Exercise details:
Word for word, repeat the records, leaving every picture behind.

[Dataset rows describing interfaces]
____

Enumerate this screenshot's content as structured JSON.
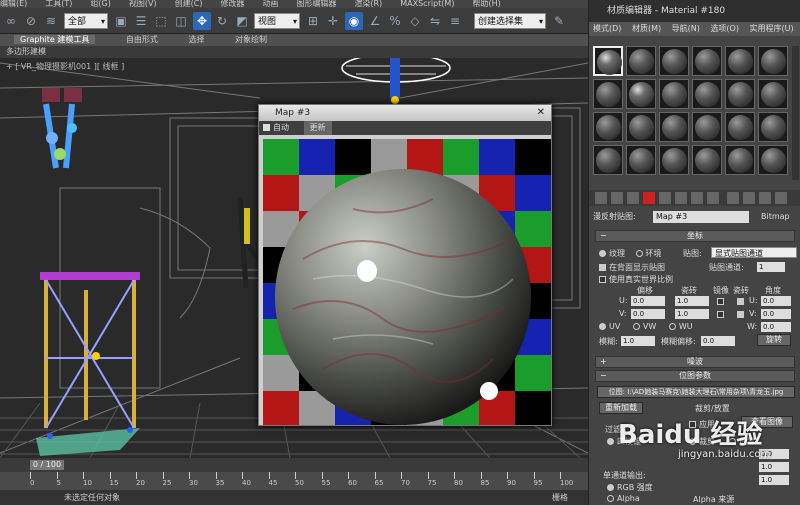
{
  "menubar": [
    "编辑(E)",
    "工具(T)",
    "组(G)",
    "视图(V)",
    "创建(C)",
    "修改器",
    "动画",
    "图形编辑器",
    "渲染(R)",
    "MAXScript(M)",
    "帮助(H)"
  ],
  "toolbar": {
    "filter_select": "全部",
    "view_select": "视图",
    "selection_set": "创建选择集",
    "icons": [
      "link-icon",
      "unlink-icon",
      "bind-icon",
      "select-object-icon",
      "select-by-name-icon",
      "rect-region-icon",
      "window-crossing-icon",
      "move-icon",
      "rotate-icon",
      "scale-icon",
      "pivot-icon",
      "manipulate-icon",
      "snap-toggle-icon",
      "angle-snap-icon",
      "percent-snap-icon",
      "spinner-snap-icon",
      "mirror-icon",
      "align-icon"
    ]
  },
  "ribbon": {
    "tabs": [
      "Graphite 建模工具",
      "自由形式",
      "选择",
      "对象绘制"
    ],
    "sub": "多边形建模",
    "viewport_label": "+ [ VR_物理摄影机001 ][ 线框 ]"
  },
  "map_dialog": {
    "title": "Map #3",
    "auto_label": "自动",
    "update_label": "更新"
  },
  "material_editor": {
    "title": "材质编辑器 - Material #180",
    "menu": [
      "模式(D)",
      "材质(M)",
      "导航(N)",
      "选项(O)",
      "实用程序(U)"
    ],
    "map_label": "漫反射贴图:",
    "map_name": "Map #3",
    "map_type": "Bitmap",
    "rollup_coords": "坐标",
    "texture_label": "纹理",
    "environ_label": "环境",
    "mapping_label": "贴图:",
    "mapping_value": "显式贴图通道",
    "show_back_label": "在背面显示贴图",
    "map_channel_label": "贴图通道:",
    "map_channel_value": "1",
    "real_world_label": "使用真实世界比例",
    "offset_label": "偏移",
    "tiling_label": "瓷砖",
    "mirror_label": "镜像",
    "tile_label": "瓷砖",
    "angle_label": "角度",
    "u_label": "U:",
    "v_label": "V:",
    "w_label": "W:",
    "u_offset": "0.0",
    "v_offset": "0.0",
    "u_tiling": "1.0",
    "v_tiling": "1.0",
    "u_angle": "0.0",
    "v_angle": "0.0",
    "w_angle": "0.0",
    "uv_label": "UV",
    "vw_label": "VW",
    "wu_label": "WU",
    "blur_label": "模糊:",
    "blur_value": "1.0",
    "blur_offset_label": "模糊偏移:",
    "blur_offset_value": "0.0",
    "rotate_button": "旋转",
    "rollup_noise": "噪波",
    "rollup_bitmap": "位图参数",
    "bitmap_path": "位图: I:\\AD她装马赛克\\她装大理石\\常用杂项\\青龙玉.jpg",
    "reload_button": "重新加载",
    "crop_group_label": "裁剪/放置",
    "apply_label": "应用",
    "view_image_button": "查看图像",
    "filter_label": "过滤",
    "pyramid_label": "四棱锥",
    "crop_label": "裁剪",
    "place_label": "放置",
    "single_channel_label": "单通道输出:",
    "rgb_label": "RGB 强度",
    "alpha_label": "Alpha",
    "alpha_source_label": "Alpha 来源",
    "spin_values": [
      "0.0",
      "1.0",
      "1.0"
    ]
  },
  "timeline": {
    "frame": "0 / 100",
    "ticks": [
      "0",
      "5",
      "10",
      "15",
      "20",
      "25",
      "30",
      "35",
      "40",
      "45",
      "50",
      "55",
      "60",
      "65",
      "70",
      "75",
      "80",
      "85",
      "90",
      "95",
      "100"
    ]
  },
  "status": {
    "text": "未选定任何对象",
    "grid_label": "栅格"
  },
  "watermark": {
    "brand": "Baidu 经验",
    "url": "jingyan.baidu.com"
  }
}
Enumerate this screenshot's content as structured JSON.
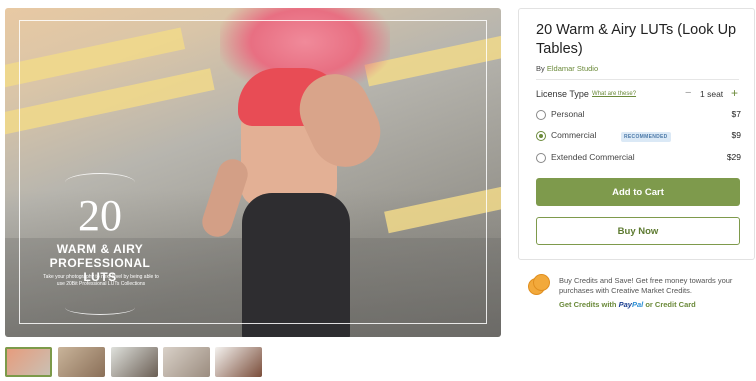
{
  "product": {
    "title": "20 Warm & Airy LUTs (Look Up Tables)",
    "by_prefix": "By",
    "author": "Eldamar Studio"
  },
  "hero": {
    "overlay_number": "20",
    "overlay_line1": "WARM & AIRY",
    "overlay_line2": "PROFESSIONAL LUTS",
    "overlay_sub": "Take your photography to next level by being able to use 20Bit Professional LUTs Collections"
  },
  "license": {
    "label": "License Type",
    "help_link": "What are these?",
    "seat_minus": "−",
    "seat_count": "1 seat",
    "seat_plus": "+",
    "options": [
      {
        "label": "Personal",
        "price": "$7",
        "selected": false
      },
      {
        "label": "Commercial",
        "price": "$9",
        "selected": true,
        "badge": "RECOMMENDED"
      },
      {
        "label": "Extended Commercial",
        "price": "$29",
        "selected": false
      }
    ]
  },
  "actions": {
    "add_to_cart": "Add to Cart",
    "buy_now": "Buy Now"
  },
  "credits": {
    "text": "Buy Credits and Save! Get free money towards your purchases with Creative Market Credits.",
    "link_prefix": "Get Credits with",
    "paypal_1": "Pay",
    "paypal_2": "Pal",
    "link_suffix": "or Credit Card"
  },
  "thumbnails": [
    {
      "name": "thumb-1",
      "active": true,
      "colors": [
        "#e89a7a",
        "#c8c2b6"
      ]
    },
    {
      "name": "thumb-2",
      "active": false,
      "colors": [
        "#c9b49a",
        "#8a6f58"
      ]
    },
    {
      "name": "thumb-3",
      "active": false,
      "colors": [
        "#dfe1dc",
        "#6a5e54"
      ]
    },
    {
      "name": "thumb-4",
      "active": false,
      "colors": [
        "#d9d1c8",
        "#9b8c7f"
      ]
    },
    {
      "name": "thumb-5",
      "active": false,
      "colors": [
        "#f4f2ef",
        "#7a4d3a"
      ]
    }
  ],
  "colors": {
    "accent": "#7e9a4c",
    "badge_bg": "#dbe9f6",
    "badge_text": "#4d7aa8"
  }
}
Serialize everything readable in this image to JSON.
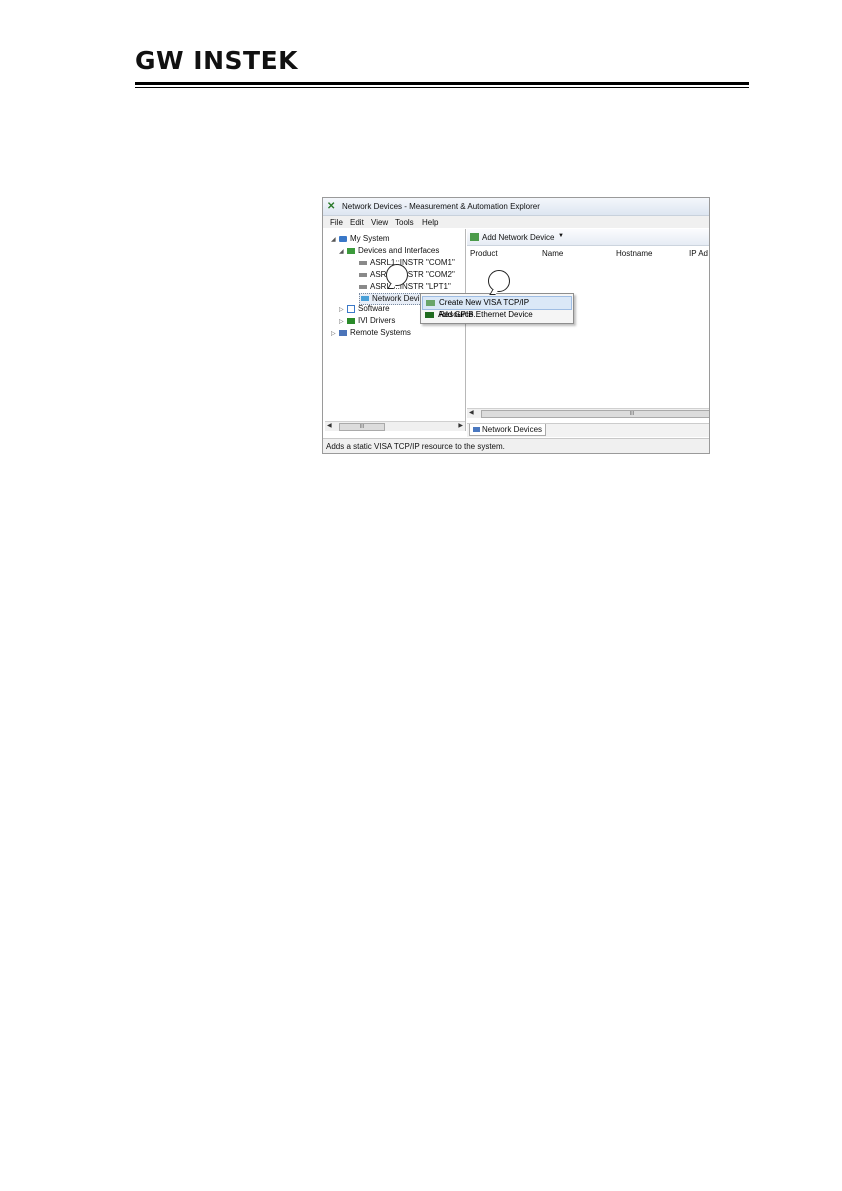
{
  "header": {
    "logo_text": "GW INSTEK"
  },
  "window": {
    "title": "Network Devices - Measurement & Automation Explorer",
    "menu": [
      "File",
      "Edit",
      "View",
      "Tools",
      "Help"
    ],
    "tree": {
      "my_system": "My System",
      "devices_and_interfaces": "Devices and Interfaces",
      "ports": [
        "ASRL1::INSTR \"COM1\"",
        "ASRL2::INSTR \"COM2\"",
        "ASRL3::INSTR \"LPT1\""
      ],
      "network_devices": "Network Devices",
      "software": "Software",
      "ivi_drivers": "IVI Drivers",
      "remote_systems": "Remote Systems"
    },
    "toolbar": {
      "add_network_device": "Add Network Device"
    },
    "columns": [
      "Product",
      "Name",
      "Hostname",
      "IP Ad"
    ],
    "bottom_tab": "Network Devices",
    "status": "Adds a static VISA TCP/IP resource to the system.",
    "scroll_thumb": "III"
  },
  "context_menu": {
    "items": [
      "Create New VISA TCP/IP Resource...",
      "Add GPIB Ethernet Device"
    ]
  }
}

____

Response to the exercise:
Enumerate this screenshot's content as structured JSON.
{
  "menubar": [
    "编辑(E)",
    "工具(T)",
    "组(G)",
    "视图(V)",
    "创建(C)",
    "修改器",
    "动画",
    "图形编辑器",
    "渲染(R)",
    "MAXScript(M)",
    "帮助(H)"
  ],
  "toolbar": {
    "filter_select": "全部",
    "view_select": "视图",
    "selection_set": "创建选择集",
    "icons": [
      "link-icon",
      "unlink-icon",
      "bind-icon",
      "select-object-icon",
      "select-by-name-icon",
      "rect-region-icon",
      "window-crossing-icon",
      "move-icon",
      "rotate-icon",
      "scale-icon",
      "pivot-icon",
      "manipulate-icon",
      "snap-toggle-icon",
      "angle-snap-icon",
      "percent-snap-icon",
      "spinner-snap-icon",
      "mirror-icon",
      "align-icon"
    ]
  },
  "ribbon": {
    "tabs": [
      "Graphite 建模工具",
      "自由形式",
      "选择",
      "对象绘制"
    ],
    "sub": "多边形建模",
    "viewport_label": "+ [ VR_物理摄影机001 ][ 线框 ]"
  },
  "map_dialog": {
    "title": "Map #3",
    "auto_label": "自动",
    "update_label": "更新"
  },
  "material_editor": {
    "title": "材质编辑器 - Material #180",
    "menu": [
      "模式(D)",
      "材质(M)",
      "导航(N)",
      "选项(O)",
      "实用程序(U)"
    ],
    "map_label": "漫反射贴图:",
    "map_name": "Map #3",
    "map_type": "Bitmap",
    "rollup_coords": "坐标",
    "texture_label": "纹理",
    "environ_label": "环境",
    "mapping_label": "贴图:",
    "mapping_value": "显式贴图通道",
    "show_back_label": "在背面显示贴图",
    "map_channel_label": "贴图通道:",
    "map_channel_value": "1",
    "real_world_label": "使用真实世界比例",
    "offset_label": "偏移",
    "tiling_label": "瓷砖",
    "mirror_label": "镜像",
    "tile_label": "瓷砖",
    "angle_label": "角度",
    "u_label": "U:",
    "v_label": "V:",
    "w_label": "W:",
    "u_offset": "0.0",
    "v_offset": "0.0",
    "u_tiling": "1.0",
    "v_tiling": "1.0",
    "u_angle": "0.0",
    "v_angle": "0.0",
    "w_angle": "0.0",
    "uv_label": "UV",
    "vw_label": "VW",
    "wu_label": "WU",
    "blur_label": "模糊:",
    "blur_value": "1.0",
    "blur_offset_label": "模糊偏移:",
    "blur_offset_value": "0.0",
    "rotate_button": "旋转",
    "rollup_noise": "噪波",
    "rollup_bitmap": "位图参数",
    "bitmap_path": "位图: I:\\AD她装马赛克\\她装大理石\\常用杂项\\青龙玉.jpg",
    "reload_button": "重新加载",
    "crop_group_label": "裁剪/放置",
    "apply_label": "应用",
    "view_image_button": "查看图像",
    "filter_label": "过滤",
    "pyramid_label": "四棱锥",
    "crop_label": "裁剪",
    "place_label": "放置",
    "single_channel_label": "单通道输出:",
    "rgb_label": "RGB 强度",
    "alpha_label": "Alpha",
    "alpha_source_label": "Alpha 来源",
    "spin_values": [
      "0.0",
      "1.0",
      "1.0"
    ]
  },
  "timeline": {
    "frame": "0 / 100",
    "ticks": [
      "0",
      "5",
      "10",
      "15",
      "20",
      "25",
      "30",
      "35",
      "40",
      "45",
      "50",
      "55",
      "60",
      "65",
      "70",
      "75",
      "80",
      "85",
      "90",
      "95",
      "100"
    ]
  },
  "status": {
    "text": "未选定任何对象",
    "grid_label": "栅格"
  },
  "watermark": {
    "brand": "Baidu 经验",
    "url": "jingyan.baidu.com"
  }
}
Enumerate this screenshot's content as structured JSON.
{
  "product": {
    "title": "20 Warm & Airy LUTs (Look Up Tables)",
    "by_prefix": "By",
    "author": "Eldamar Studio"
  },
  "hero": {
    "overlay_number": "20",
    "overlay_line1": "WARM & AIRY",
    "overlay_line2": "PROFESSIONAL LUTS",
    "overlay_sub": "Take your photography to next level by being able to use 20Bit Professional LUTs Collections"
  },
  "license": {
    "label": "License Type",
    "help_link": "What are these?",
    "seat_minus": "−",
    "seat_count": "1 seat",
    "seat_plus": "+",
    "options": [
      {
        "label": "Personal",
        "price": "$7",
        "selected": false
      },
      {
        "label": "Commercial",
        "price": "$9",
        "selected": true,
        "badge": "RECOMMENDED"
      },
      {
        "label": "Extended Commercial",
        "price": "$29",
        "selected": false
      }
    ]
  },
  "actions": {
    "add_to_cart": "Add to Cart",
    "buy_now": "Buy Now"
  },
  "credits": {
    "text": "Buy Credits and Save! Get free money towards your purchases with Creative Market Credits.",
    "link_prefix": "Get Credits with",
    "paypal_1": "Pay",
    "paypal_2": "Pal",
    "link_suffix": "or Credit Card"
  },
  "thumbnails": [
    {
      "name": "thumb-1",
      "active": true,
      "colors": [
        "#e89a7a",
        "#c8c2b6"
      ]
    },
    {
      "name": "thumb-2",
      "active": false,
      "colors": [
        "#c9b49a",
        "#8a6f58"
      ]
    },
    {
      "name": "thumb-3",
      "active": false,
      "colors": [
        "#dfe1dc",
        "#6a5e54"
      ]
    },
    {
      "name": "thumb-4",
      "active": false,
      "colors": [
        "#d9d1c8",
        "#9b8c7f"
      ]
    },
    {
      "name": "thumb-5",
      "active": false,
      "colors": [
        "#f4f2ef",
        "#7a4d3a"
      ]
    }
  ],
  "colors": {
    "accent": "#7e9a4c",
    "badge_bg": "#dbe9f6",
    "badge_text": "#4d7aa8"
  }
}
Serialize everything readable in this image to JSON.
{
  "header": {
    "logo_text": "GW INSTEK"
  },
  "window": {
    "title": "Network Devices - Measurement & Automation Explorer",
    "menu": [
      "File",
      "Edit",
      "View",
      "Tools",
      "Help"
    ],
    "tree": {
      "my_system": "My System",
      "devices_and_interfaces": "Devices and Interfaces",
      "ports": [
        "ASRL1::INSTR \"COM1\"",
        "ASRL2::INSTR \"COM2\"",
        "ASRL3::INSTR \"LPT1\""
      ],
      "network_devices": "Network Devices",
      "software": "Software",
      "ivi_drivers": "IVI Drivers",
      "remote_systems": "Remote Systems"
    },
    "toolbar": {
      "add_network_device": "Add Network Device"
    },
    "columns": [
      "Product",
      "Name",
      "Hostname",
      "IP Ad"
    ],
    "bottom_tab": "Network Devices",
    "status": "Adds a static VISA TCP/IP resource to the system.",
    "scroll_thumb": "III"
  },
  "context_menu": {
    "items": [
      "Create New VISA TCP/IP Resource...",
      "Add GPIB Ethernet Device"
    ]
  }
}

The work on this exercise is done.